PROBLEM DETAILS:
Reproduce each line of the material precisely.

SUPPLIED RECORDS:
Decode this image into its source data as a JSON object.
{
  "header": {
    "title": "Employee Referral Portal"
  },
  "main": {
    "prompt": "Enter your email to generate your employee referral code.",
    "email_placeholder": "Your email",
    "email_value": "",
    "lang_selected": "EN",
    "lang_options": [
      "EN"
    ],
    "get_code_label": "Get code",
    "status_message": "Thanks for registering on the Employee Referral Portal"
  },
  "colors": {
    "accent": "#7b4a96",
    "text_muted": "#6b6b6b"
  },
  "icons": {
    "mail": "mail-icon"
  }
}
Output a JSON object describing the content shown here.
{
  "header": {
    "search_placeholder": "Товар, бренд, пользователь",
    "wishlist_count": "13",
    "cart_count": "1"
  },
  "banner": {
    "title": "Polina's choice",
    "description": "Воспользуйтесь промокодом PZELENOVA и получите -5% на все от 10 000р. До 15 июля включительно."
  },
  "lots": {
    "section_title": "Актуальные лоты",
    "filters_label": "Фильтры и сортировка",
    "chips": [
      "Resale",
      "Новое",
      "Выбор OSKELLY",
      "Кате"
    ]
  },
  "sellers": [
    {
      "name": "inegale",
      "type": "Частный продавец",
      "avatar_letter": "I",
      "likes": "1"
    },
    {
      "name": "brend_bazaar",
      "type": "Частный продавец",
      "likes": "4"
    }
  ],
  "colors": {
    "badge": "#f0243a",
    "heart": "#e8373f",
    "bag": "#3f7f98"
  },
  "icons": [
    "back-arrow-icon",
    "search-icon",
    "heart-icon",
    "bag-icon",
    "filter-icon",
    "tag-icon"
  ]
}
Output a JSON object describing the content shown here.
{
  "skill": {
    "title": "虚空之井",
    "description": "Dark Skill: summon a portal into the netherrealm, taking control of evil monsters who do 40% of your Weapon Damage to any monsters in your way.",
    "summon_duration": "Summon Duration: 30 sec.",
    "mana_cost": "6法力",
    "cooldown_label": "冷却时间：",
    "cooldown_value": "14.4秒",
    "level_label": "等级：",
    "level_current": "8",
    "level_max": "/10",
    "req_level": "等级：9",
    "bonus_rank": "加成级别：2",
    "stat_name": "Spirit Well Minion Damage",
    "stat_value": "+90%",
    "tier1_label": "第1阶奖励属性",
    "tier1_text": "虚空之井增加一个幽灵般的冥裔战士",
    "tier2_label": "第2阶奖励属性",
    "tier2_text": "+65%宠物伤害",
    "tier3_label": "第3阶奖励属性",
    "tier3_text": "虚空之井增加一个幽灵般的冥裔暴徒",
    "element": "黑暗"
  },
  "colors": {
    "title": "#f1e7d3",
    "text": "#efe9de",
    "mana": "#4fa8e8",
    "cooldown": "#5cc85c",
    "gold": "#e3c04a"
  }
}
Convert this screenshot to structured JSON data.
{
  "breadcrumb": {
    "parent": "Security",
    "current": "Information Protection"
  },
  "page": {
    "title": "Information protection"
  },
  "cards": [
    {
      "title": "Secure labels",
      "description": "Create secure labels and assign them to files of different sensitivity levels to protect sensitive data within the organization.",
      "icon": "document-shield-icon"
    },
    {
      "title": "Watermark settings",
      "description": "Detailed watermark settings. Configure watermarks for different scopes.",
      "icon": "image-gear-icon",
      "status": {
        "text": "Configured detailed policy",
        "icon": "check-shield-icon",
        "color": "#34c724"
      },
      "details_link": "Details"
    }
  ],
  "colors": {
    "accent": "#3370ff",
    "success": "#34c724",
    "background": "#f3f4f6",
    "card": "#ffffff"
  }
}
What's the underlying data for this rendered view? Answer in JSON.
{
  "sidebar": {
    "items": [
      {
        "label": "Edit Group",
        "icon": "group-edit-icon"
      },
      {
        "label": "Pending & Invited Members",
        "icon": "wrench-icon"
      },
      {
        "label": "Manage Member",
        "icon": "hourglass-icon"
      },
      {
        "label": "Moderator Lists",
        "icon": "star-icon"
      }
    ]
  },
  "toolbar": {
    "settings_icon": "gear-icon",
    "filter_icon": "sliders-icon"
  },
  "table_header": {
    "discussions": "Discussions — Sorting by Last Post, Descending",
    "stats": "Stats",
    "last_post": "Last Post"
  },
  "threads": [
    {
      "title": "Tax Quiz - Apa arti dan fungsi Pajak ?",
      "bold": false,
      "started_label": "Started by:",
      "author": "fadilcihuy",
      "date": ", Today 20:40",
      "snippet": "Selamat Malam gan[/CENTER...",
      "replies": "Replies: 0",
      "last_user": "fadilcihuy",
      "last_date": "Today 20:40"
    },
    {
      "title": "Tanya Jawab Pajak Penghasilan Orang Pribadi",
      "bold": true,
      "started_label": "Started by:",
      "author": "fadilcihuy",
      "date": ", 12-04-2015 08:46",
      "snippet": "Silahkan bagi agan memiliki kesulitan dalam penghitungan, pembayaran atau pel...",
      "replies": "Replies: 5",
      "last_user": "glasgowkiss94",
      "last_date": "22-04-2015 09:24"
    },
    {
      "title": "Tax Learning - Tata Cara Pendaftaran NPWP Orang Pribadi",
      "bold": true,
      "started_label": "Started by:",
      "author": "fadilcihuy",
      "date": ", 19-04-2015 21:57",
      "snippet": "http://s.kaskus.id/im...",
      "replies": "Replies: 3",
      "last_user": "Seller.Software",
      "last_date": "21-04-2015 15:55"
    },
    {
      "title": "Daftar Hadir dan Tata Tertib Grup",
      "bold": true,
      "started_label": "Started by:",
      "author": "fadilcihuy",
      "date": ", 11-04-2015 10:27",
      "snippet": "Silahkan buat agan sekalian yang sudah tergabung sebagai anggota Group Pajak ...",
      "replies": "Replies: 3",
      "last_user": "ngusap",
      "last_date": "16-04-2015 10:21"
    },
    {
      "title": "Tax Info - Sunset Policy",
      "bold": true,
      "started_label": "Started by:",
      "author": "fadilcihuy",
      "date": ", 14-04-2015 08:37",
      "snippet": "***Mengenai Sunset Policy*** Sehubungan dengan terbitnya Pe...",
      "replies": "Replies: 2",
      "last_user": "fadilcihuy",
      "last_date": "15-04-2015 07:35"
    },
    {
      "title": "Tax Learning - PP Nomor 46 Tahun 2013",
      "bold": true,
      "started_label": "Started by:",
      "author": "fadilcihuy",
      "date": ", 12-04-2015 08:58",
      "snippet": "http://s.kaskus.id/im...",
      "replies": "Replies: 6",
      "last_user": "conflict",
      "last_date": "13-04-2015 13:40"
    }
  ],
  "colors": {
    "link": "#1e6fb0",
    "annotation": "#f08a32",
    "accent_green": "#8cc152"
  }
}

THE COMPLETED TASK:
Decode this image into its source data as a JSON object.
{
  "header": {
    "title": "Employee Referral Portal"
  },
  "main": {
    "prompt": "Enter your email to generate your employee referral code.",
    "email_placeholder": "Your email",
    "email_value": "",
    "lang_selected": "EN",
    "lang_options": [
      "EN"
    ],
    "get_code_label": "Get code",
    "status_message": "Thanks for registering on the Employee Referral Portal"
  },
  "colors": {
    "accent": "#7b4a96",
    "text_muted": "#6b6b6b"
  },
  "icons": {
    "mail": "mail-icon"
  }
}
Output a JSON object describing the content shown here.
{
  "header": {
    "search_placeholder": "Товар, бренд, пользователь",
    "wishlist_count": "13",
    "cart_count": "1"
  },
  "banner": {
    "title": "Polina's choice",
    "description": "Воспользуйтесь промокодом PZELENOVA и получите -5% на все от 10 000р. До 15 июля включительно."
  },
  "lots": {
    "section_title": "Актуальные лоты",
    "filters_label": "Фильтры и сортировка",
    "chips": [
      "Resale",
      "Новое",
      "Выбор OSKELLY",
      "Кате"
    ]
  },
  "sellers": [
    {
      "name": "inegale",
      "type": "Частный продавец",
      "avatar_letter": "I",
      "likes": "1"
    },
    {
      "name": "brend_bazaar",
      "type": "Частный продавец",
      "likes": "4"
    }
  ],
  "colors": {
    "badge": "#f0243a",
    "heart": "#e8373f",
    "bag": "#3f7f98"
  },
  "icons": [
    "back-arrow-icon",
    "search-icon",
    "heart-icon",
    "bag-icon",
    "filter-icon",
    "tag-icon"
  ]
}
Output a JSON object describing the content shown here.
{
  "skill": {
    "title": "虚空之井",
    "description": "Dark Skill: summon a portal into the netherrealm, taking control of evil monsters who do 40% of your Weapon Damage to any monsters in your way.",
    "summon_duration": "Summon Duration: 30 sec.",
    "mana_cost": "6法力",
    "cooldown_label": "冷却时间：",
    "cooldown_value": "14.4秒",
    "level_label": "等级：",
    "level_current": "8",
    "level_max": "/10",
    "req_level": "等级：9",
    "bonus_rank": "加成级别：2",
    "stat_name": "Spirit Well Minion Damage",
    "stat_value": "+90%",
    "tier1_label": "第1阶奖励属性",
    "tier1_text": "虚空之井增加一个幽灵般的冥裔战士",
    "tier2_label": "第2阶奖励属性",
    "tier2_text": "+65%宠物伤害",
    "tier3_label": "第3阶奖励属性",
    "tier3_text": "虚空之井增加一个幽灵般的冥裔暴徒",
    "element": "黑暗"
  },
  "colors": {
    "title": "#f1e7d3",
    "text": "#efe9de",
    "mana": "#4fa8e8",
    "cooldown": "#5cc85c",
    "gold": "#e3c04a"
  }
}
Convert this screenshot to structured JSON data.
{
  "breadcrumb": {
    "parent": "Security",
    "current": "Information Protection"
  },
  "page": {
    "title": "Information protection"
  },
  "cards": [
    {
      "title": "Secure labels",
      "description": "Create secure labels and assign them to files of different sensitivity levels to protect sensitive data within the organization.",
      "icon": "document-shield-icon"
    },
    {
      "title": "Watermark settings",
      "description": "Detailed watermark settings. Configure watermarks for different scopes.",
      "icon": "image-gear-icon",
      "status": {
        "text": "Configured detailed policy",
        "icon": "check-shield-icon",
        "color": "#34c724"
      },
      "details_link": "Details"
    }
  ],
  "colors": {
    "accent": "#3370ff",
    "success": "#34c724",
    "background": "#f3f4f6",
    "card": "#ffffff"
  }
}
What's the underlying data for this rendered view? Answer in JSON.
{
  "sidebar": {
    "items": [
      {
        "label": "Edit Group",
        "icon": "group-edit-icon"
      },
      {
        "label": "Pending & Invited Members",
        "icon": "wrench-icon"
      },
      {
        "label": "Manage Member",
        "icon": "hourglass-icon"
      },
      {
        "label": "Moderator Lists",
        "icon": "star-icon"
      }
    ]
  },
  "toolbar": {
    "settings_icon": "gear-icon",
    "filter_icon": "sliders-icon"
  },
  "table_header": {
    "discussions": "Discussions — Sorting by Last Post, Descending",
    "stats": "Stats",
    "last_post": "Last Post"
  },
  "threads": [
    {
      "title": "Tax Quiz - Apa arti dan fungsi Pajak ?",
      "bold": false,
      "started_label": "Started by:",
      "author": "fadilcihuy",
      "date": ", Today 20:40",
      "snippet": "Selamat Malam gan[/CENTER...",
      "replies": "Replies: 0",
      "last_user": "fadilcihuy",
      "last_date": "Today 20:40"
    },
    {
      "title": "Tanya Jawab Pajak Penghasilan Orang Pribadi",
      "bold": true,
      "started_label": "Started by:",
      "author": "fadilcihuy",
      "date": ", 12-04-2015 08:46",
      "snippet": "Silahkan bagi agan memiliki kesulitan dalam penghitungan, pembayaran atau pel...",
      "replies": "Replies: 5",
      "last_user": "glasgowkiss94",
      "last_date": "22-04-2015 09:24"
    },
    {
      "title": "Tax Learning - Tata Cara Pendaftaran NPWP Orang Pribadi",
      "bold": true,
      "started_label": "Started by:",
      "author": "fadilcihuy",
      "date": ", 19-04-2015 21:57",
      "snippet": "http://s.kaskus.id/im...",
      "replies": "Replies: 3",
      "last_user": "Seller.Software",
      "last_date": "21-04-2015 15:55"
    },
    {
      "title": "Daftar Hadir dan Tata Tertib Grup",
      "bold": true,
      "started_label": "Started by:",
      "author": "fadilcihuy",
      "date": ", 11-04-2015 10:27",
      "snippet": "Silahkan buat agan sekalian yang sudah tergabung sebagai anggota Group Pajak ...",
      "replies": "Replies: 3",
      "last_user": "ngusap",
      "last_date": "16-04-2015 10:21"
    },
    {
      "title": "Tax Info - Sunset Policy",
      "bold": true,
      "started_label": "Started by:",
      "author": "fadilcihuy",
      "date": ", 14-04-2015 08:37",
      "snippet": "***Mengenai Sunset Policy*** Sehubungan dengan terbitnya Pe...",
      "replies": "Replies: 2",
      "last_user": "fadilcihuy",
      "last_date": "15-04-2015 07:35"
    },
    {
      "title": "Tax Learning - PP Nomor 46 Tahun 2013",
      "bold": true,
      "started_label": "Started by:",
      "author": "fadilcihuy",
      "date": ", 12-04-2015 08:58",
      "snippet": "http://s.kaskus.id/im...",
      "replies": "Replies: 6",
      "last_user": "conflict",
      "last_date": "13-04-2015 13:40"
    }
  ],
  "colors": {
    "link": "#1e6fb0",
    "annotation": "#f08a32",
    "accent_green": "#8cc152"
  }
}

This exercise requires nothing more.